At the same time, that’s nit-picking, because I was able to move around digital objects, like a cube made of smaller cubes, or a globe, or even a 3D model of a human brain—all with my actual hands and all without the use of physical controllers. Virtual reality systems like the Oculus Rift (with Touch) or the HTC Vive offer wonderful 3D simulations with the ability to move things around with your hands, but those systems require handheld controllers.

Ryan Pamplin, Meta’s vice president of sales and partnerships, insisted to me that, for now, his company considers the HoloLens and Magic Leap to be effectively partners in “jointly convincing the world that the next paradigm of computing is augmented reality.” But there’s no doubt Meta is positioning its headset against the offerings of its rivals.
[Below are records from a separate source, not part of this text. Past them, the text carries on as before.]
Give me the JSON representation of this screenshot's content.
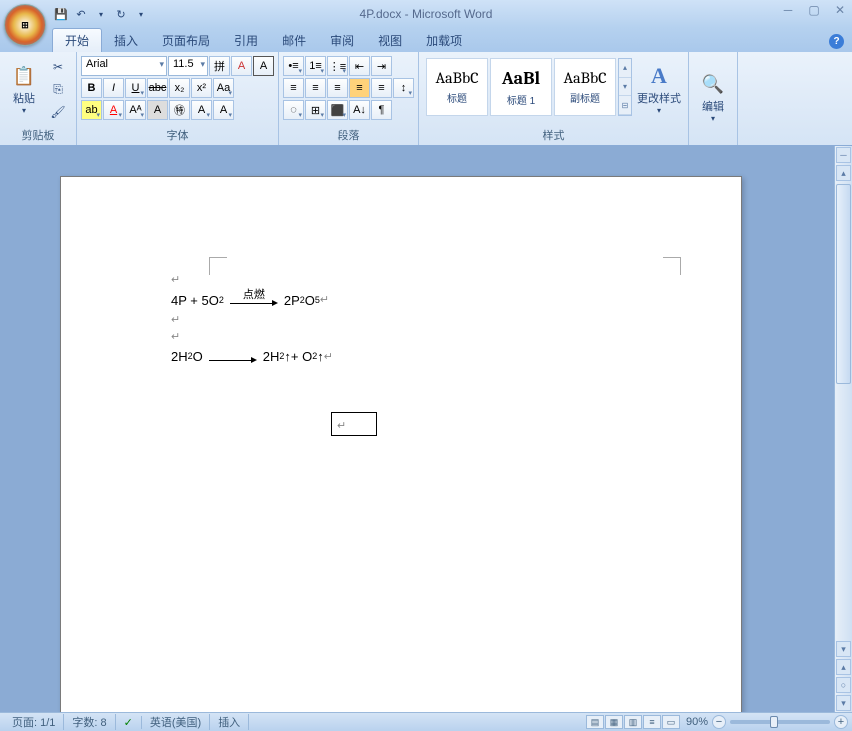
{
  "title": {
    "doc": "4P.docx",
    "sep": " - ",
    "app": "Microsoft Word"
  },
  "qat": {
    "save": "💾",
    "undo": "↶",
    "redo": "↻",
    "more": "▾"
  },
  "winctl": {
    "min": "─",
    "max": "▢",
    "close": "✕"
  },
  "tabs": {
    "home": "开始",
    "insert": "插入",
    "layout": "页面布局",
    "ref": "引用",
    "mail": "邮件",
    "review": "审阅",
    "view": "视图",
    "addin": "加载项"
  },
  "help": "?",
  "clipboard": {
    "paste": "粘贴",
    "label": "剪贴板",
    "cut": "✂",
    "copy": "⎘",
    "painter": "🖌"
  },
  "font": {
    "name": "Arial",
    "size": "11.5",
    "pinyin": "拼",
    "charborder": "A",
    "clear": "A",
    "bold": "B",
    "italic": "I",
    "underline": "U",
    "strike": "abc",
    "sub": "x₂",
    "sup": "x²",
    "case": "Aa",
    "hilite": "ab",
    "color": "A",
    "grow": "Aᴬ",
    "shrink": "Aₐ",
    "charshade": "A",
    "enclosed": "㊕",
    "bigA": "A",
    "dropA": "A",
    "label": "字体"
  },
  "para": {
    "bullets": "≡",
    "numbers": "≡",
    "multi": "≡",
    "indentL": "⇤",
    "indentR": "⇥",
    "alignL": "≡",
    "alignC": "≡",
    "alignR": "≡",
    "justify": "≡",
    "dist": "≡",
    "lh": "↕",
    "shade": "▦",
    "border": "▢",
    "sort": "A↓",
    "marks": "¶",
    "bg": "⬛",
    "borders": "⊞",
    "label": "段落"
  },
  "styles": {
    "items": [
      {
        "prev": "AaBbC",
        "name": "标题"
      },
      {
        "prev": "AaBl",
        "name": "标题 1"
      },
      {
        "prev": "AaBbC",
        "name": "副标题"
      }
    ],
    "up": "▴",
    "down": "▾",
    "more": "⊟",
    "change": "更改样式",
    "label": "样式"
  },
  "editing": {
    "label": "编辑"
  },
  "doc": {
    "line1_left": "4P + 5O",
    "line1_sub": "2",
    "line1_arrow": "点燃",
    "line1_right": "2P",
    "line1_r2": "2",
    "line1_r3": "O",
    "line1_r4": "5",
    "line2_left": "2H",
    "line2_s1": "2",
    "line2_o": "O",
    "line2_right": "2H",
    "line2_r2": "2",
    "line2_up": "↑+ O",
    "line2_r3": "2",
    "line2_up2": " ↑"
  },
  "status": {
    "page": "页面: 1/1",
    "words": "字数: 8",
    "check": "✓",
    "lang": "英语(美国)",
    "mode": "插入",
    "zoom": "90%"
  }
}
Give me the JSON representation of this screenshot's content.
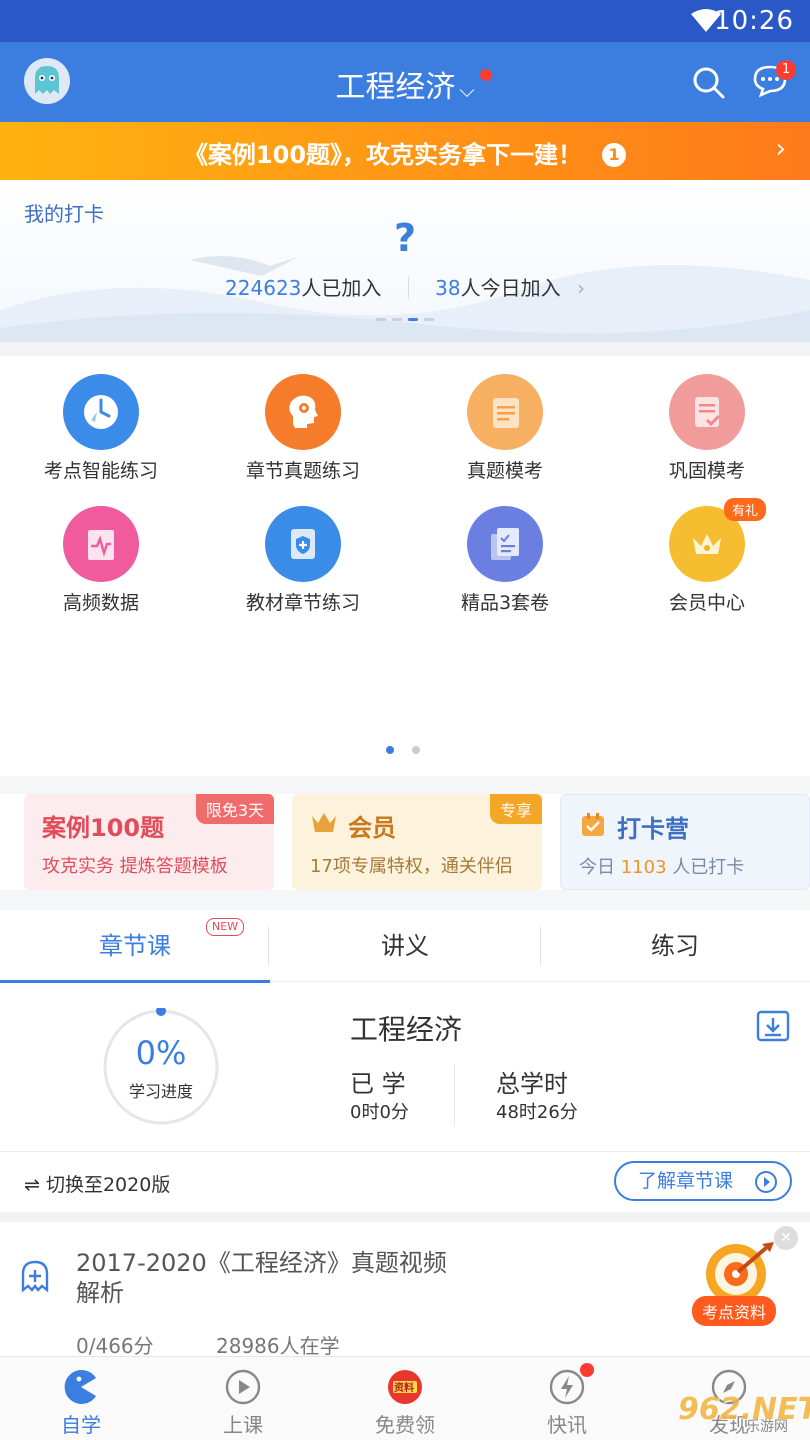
{
  "status": {
    "time": "10:26"
  },
  "header": {
    "title": "工程经济",
    "caret": "⌵",
    "message_count": "1"
  },
  "banner": {
    "text": "《案例100题》，攻克实务拿下一建！",
    "badge": "1",
    "arrow": "›"
  },
  "checkin": {
    "label": "我的打卡",
    "icon_text": "?",
    "joined_count": "224623",
    "joined_label": "人已加入",
    "today_count": "38",
    "today_label": "人今日加入",
    "arrow": "›"
  },
  "grid": {
    "items": [
      {
        "label": "考点智能练习",
        "icon": "clock-icon",
        "color": "#3a8ce8"
      },
      {
        "label": "章节真题练习",
        "icon": "brain-gear-icon",
        "color": "#f47c2a"
      },
      {
        "label": "真题模考",
        "icon": "document-icon",
        "color": "#f4a14a"
      },
      {
        "label": "巩固模考",
        "icon": "checklist-icon",
        "color": "#f08a8a"
      },
      {
        "label": "高频数据",
        "icon": "pulse-chart-icon",
        "color": "#ef5b9d"
      },
      {
        "label": "教材章节练习",
        "icon": "book-shield-icon",
        "color": "#3a8ce8"
      },
      {
        "label": "精品3套卷",
        "icon": "papers-icon",
        "color": "#6a7fe0"
      },
      {
        "label": "会员中心",
        "icon": "crown-icon",
        "color": "#f4b32a",
        "tag": "有礼"
      }
    ]
  },
  "cards": [
    {
      "title": "案例100题",
      "subtitle": "攻克实务 提炼答题模板",
      "badge": "限免3天"
    },
    {
      "title": "会员",
      "subtitle": "17项专属特权，通关伴侣",
      "badge": "专享"
    },
    {
      "title": "打卡营",
      "subtitle_prefix": "今日",
      "subtitle_count": "1103",
      "subtitle_suffix": "人已打卡"
    }
  ],
  "tabs": [
    {
      "label": "章节课",
      "tag": "NEW"
    },
    {
      "label": "讲义"
    },
    {
      "label": "练习"
    }
  ],
  "progress": {
    "percent": "0%",
    "percent_value": 0,
    "percent_label": "学习进度",
    "course_title": "工程经济",
    "learned_label": "已 学",
    "learned_value": "0时0分",
    "total_label": "总学时",
    "total_value": "48时26分"
  },
  "switch": {
    "icon": "⇌",
    "label": "切换至2020版",
    "button": "了解章节课"
  },
  "course": {
    "title": "2017-2020《工程经济》真题视频解析",
    "score": "0/466分",
    "learners": "28986人在学",
    "promo_tag": "考点资料",
    "close": "✕"
  },
  "bottomnav": [
    {
      "label": "自学",
      "icon": "pacman-icon",
      "active": true
    },
    {
      "label": "上课",
      "icon": "play-circle-icon"
    },
    {
      "label": "免费领",
      "icon": "gift-badge-icon",
      "badge_text": "资料"
    },
    {
      "label": "快讯",
      "icon": "lightning-circle-icon",
      "dot": true
    },
    {
      "label": "发现",
      "icon": "compass-icon"
    }
  ],
  "watermark": {
    "brand": "962.NET",
    "sub": "乐游网"
  }
}
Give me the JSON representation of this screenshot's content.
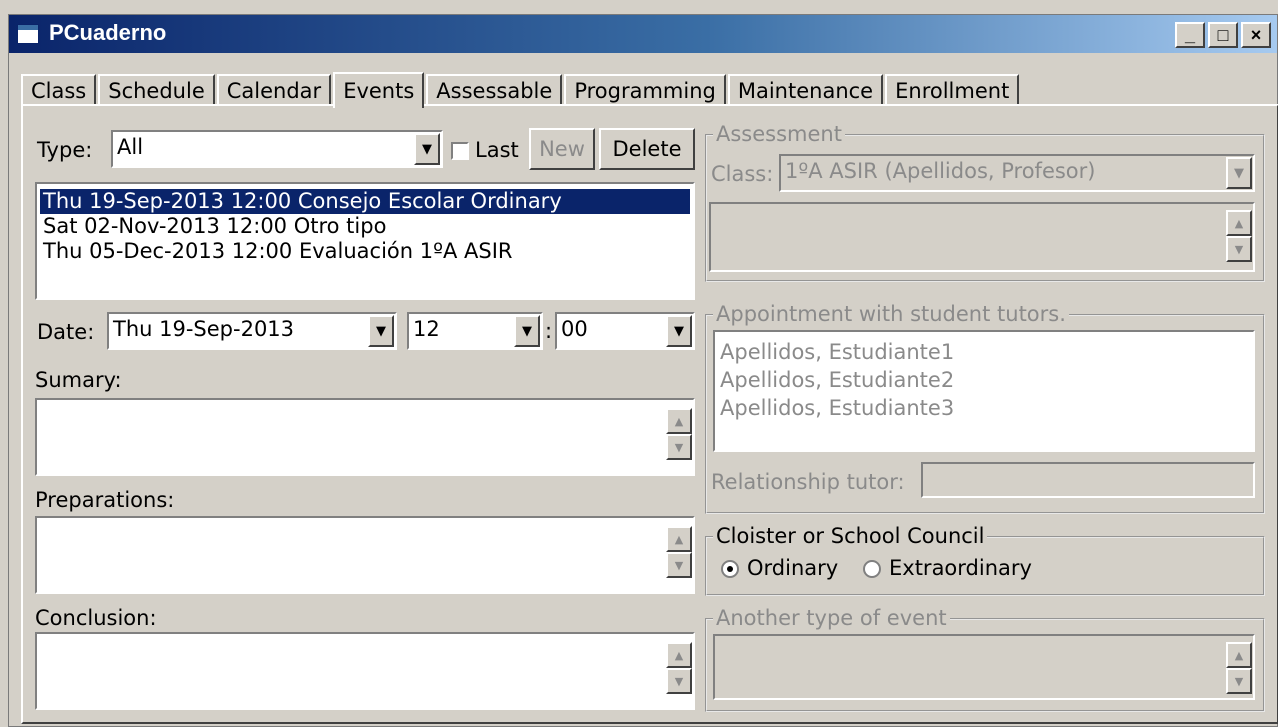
{
  "window": {
    "title": "PCuaderno",
    "buttons": {
      "minimize": "_",
      "maximize": "□",
      "close": "×"
    }
  },
  "tabs": [
    {
      "label": "Class"
    },
    {
      "label": "Schedule"
    },
    {
      "label": "Calendar"
    },
    {
      "label": "Events",
      "active": true
    },
    {
      "label": "Assessable"
    },
    {
      "label": "Programming"
    },
    {
      "label": "Maintenance"
    },
    {
      "label": "Enrollment"
    }
  ],
  "events": {
    "type_label": "Type:",
    "type_value": "All",
    "last_label": "Last",
    "last_checked": false,
    "new_label": "New",
    "delete_label": "Delete",
    "list": [
      {
        "text": "Thu 19-Sep-2013 12:00  Consejo Escolar Ordinary",
        "selected": true
      },
      {
        "text": "Sat 02-Nov-2013 12:00  Otro tipo",
        "selected": false
      },
      {
        "text": "Thu 05-Dec-2013 12:00  Evaluación 1ºA ASIR",
        "selected": false
      }
    ],
    "date_label": "Date:",
    "date_value": "Thu 19-Sep-2013",
    "hour_value": "12",
    "time_separator": ":",
    "minute_value": "00",
    "summary_label": "Sumary:",
    "preparations_label": "Preparations:",
    "conclusion_label": "Conclusion:"
  },
  "assessment": {
    "legend": "Assessment",
    "class_label": "Class:",
    "class_value": "1ºA ASIR (Apellidos, Profesor)"
  },
  "appointment": {
    "legend": "Appointment with student tutors.",
    "students": [
      "Apellidos, Estudiante1",
      "Apellidos, Estudiante2",
      "Apellidos, Estudiante3"
    ],
    "relationship_label": "Relationship tutor:"
  },
  "council": {
    "legend": "Cloister or School Council",
    "ordinary_label": "Ordinary",
    "extraordinary_label": "Extraordinary",
    "selected": "ordinary"
  },
  "another": {
    "legend": "Another type of event"
  },
  "colors": {
    "face": "#d4d0c8",
    "selection": "#0a246a",
    "disabled_text": "#8a8a8a"
  },
  "icons": {
    "dropdown": "▼",
    "scroll_up": "▲",
    "scroll_down": "▼"
  }
}
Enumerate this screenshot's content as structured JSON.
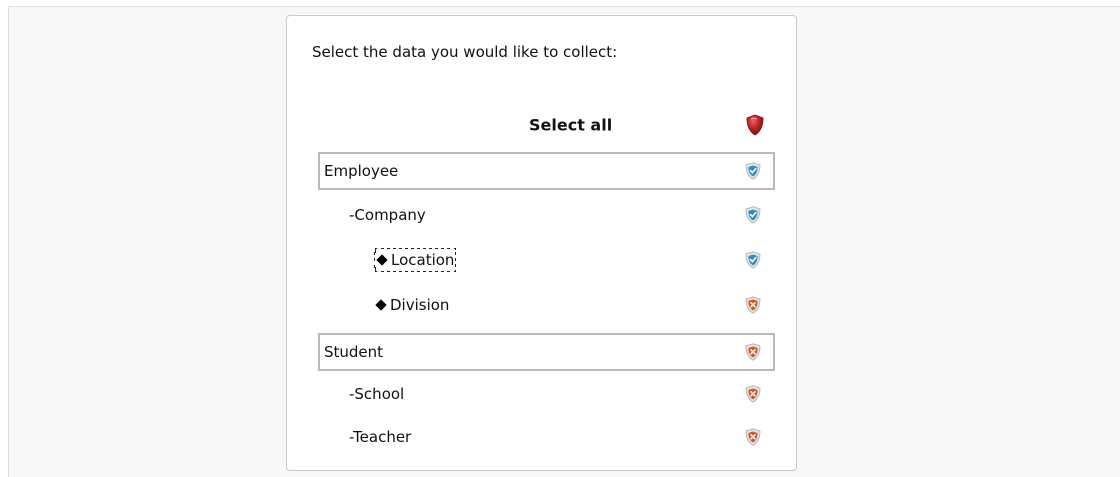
{
  "prompt_text": "Select the data you would like to collect:",
  "select_all": {
    "label": "Select all",
    "state": "partial",
    "icon": "shield-red-icon"
  },
  "colors": {
    "allowed_shield": "#2a8fc4",
    "blocked_shield": "#d9531e",
    "partial_shield": "#c21f1f",
    "group_border": "#b9b9b9"
  },
  "tree": [
    {
      "label": "Employee",
      "kind": "group",
      "state": "allowed",
      "icon": "shield-check-icon"
    },
    {
      "label": "-Company",
      "kind": "level1",
      "state": "allowed",
      "icon": "shield-check-icon"
    },
    {
      "label": "Location",
      "kind": "level2",
      "state": "allowed",
      "icon": "shield-check-icon",
      "bullet": "diamond",
      "focused": true
    },
    {
      "label": "Division",
      "kind": "level2",
      "state": "blocked",
      "icon": "shield-x-icon",
      "bullet": "diamond"
    },
    {
      "label": "Student",
      "kind": "group",
      "state": "blocked",
      "icon": "shield-x-icon"
    },
    {
      "label": "-School",
      "kind": "level1",
      "state": "blocked",
      "icon": "shield-x-icon"
    },
    {
      "label": "-Teacher",
      "kind": "level1",
      "state": "blocked",
      "icon": "shield-x-icon"
    }
  ]
}
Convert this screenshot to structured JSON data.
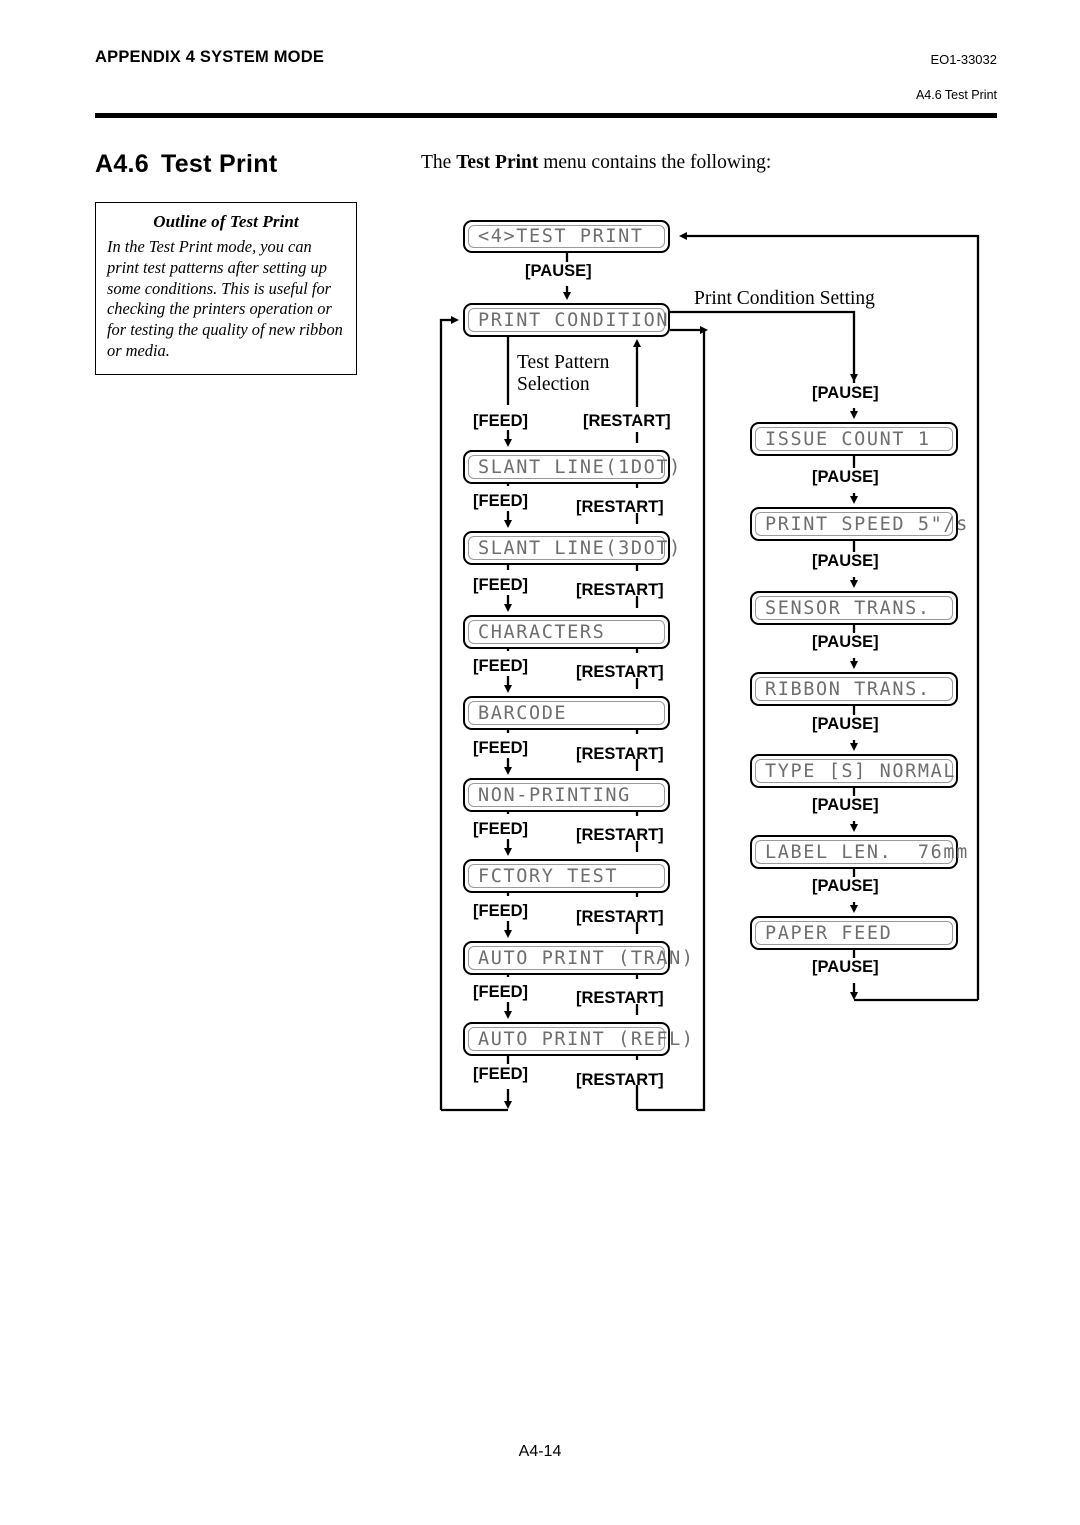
{
  "header": {
    "left_title": "APPENDIX 4 SYSTEM MODE",
    "doc_code": "EO1-33032",
    "section_ref": "A4.6 Test Print"
  },
  "section": {
    "number": "A4.6",
    "title": "Test Print"
  },
  "outline_box": {
    "title": "Outline of Test Print",
    "body": "In the Test Print mode, you can print test patterns after setting up some conditions. This is useful for checking the printers operation or for testing the quality of new ribbon or media."
  },
  "intro": {
    "before": "The ",
    "bold": "Test Print",
    "after": " menu contains the following:"
  },
  "annotations": {
    "print_condition_setting": "Print Condition Setting",
    "test_pattern_selection_line1": "Test Pattern",
    "test_pattern_selection_line2": "Selection"
  },
  "keys": {
    "pause": "[PAUSE]",
    "feed": "[FEED]",
    "restart": "[RESTART]"
  },
  "flow": {
    "root": {
      "label": "<4>TEST PRINT"
    },
    "print_condition": {
      "label": "PRINT CONDITION"
    },
    "test_pattern_boxes": [
      {
        "label": "SLANT LINE(1DOT)"
      },
      {
        "label": "SLANT LINE(3DOT)"
      },
      {
        "label": "CHARACTERS"
      },
      {
        "label": "BARCODE"
      },
      {
        "label": "NON-PRINTING"
      },
      {
        "label": "FCTORY TEST"
      },
      {
        "label": "AUTO PRINT (TRAN)"
      },
      {
        "label": "AUTO PRINT (REFL)"
      }
    ],
    "print_condition_boxes": [
      {
        "label": "ISSUE COUNT 1"
      },
      {
        "label": "PRINT SPEED 5\"/s"
      },
      {
        "label": "SENSOR TRANS."
      },
      {
        "label": "RIBBON TRANS."
      },
      {
        "label": "TYPE [S] NORMAL"
      },
      {
        "label": "LABEL LEN.  76mm"
      },
      {
        "label": "PAPER FEED"
      }
    ]
  },
  "footer": {
    "page": "A4-14"
  }
}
For example, Pamplin argued that the Meta 2 offers two times the field of view of the $3,000 HoloLens, and at a third of the price. That’s essential to the developer community, he said, which is “price-sensitive.”

Moreover, he argued that Microsoft’s motivation for the HoloLens is to “maintain market share,” while Magic Leap wants to “turn your world into Harry Potter.” But Meta, he says, aims to put a digital layer on top of the real world that is contextually relevant.

Achieving that goal has led to a “massive amount of pre-orders” for the Meta 2, he said, and an ecosystem of AR developers that numbers in the “tens of thousands.”


Look Inside The Brain

During a demo that I saw—and that Meta is planning to show at CES next month—one of the highlights was being able to literally look inside a 3D representation of a human brain and see all the neural activity going on inside. This kind of thing would be ideal for scientists, especially given that it’s possible to use your hands to grab, and expand, an object.

Similarly, I was able to look inside a three-dimensional car hologram, making it possible to inspect everything on its interior, down to the Google Maps directions on a screen the “driver” would see.

Pamplin said there isn’t a car company that hasn’t ordered a Meta 2, nor is there a 3D company, and that if you compared the list of Fortune 500 companies to Meta’s customer list, you’d find almost universal overlap. Other industries that are eagerly adopting the system include Hollywood, virtual reality, space exploration, and more. Companies that perhaps bought a single Meta 1 headset are buying 10 or more this time around, he said.

And why not? With the right apps, the headset does seem like it could make it more economical for car designers, for example, to see a full-size rendering of a new vehicle far earlier in the process than before—and therefore be able to make changes before it’s too late.

In fact, Pamplin said, he expects the headset’s initial popularity will lead to temporary shortages in 2017. By 2018, he added, Meta will be able to scale up its production into the hundreds of thousands of units.


“If we do it right, it’ll give us the ability to connect with the digital world and our environments,” he said, “in far more profound ways than anything has ever allowed us to do before.”

It’s no surprise that an executive of a company like Meta would say such a thing—especially one who expressed his enthusiasm for the product during our meeting by saying that his bosses “don’t know this, but they don’t have to pay me to work, I would just do it anyway.”

And there’s no doubt that the Meta 2 is a terrific device capable of doing things that few have seen before, especially at its price point. Still, it’s not perfect, and without great apps, it isn’t all that useful. Of course, that’s why Meta is aiming the device at developers for now, and why one would expect demos in the future to be packed with exciting experiences.

Ultimately, Meta is competing not with other AR devices, Pamplin argued, but with traditional 2D screens. “Every screen in the world is ultimately [our] competitor,” he says. The challenge now is making the Meta 2 useful enough so users will never be able to imagine going back.

About the author

Daniel Terdiman is a San Francisco-based technology journalist with nearly 20 years of experience. A veteran of CNET and VentureBeat, Daniel has also written for Wired, The New York Times, Time, and many other publications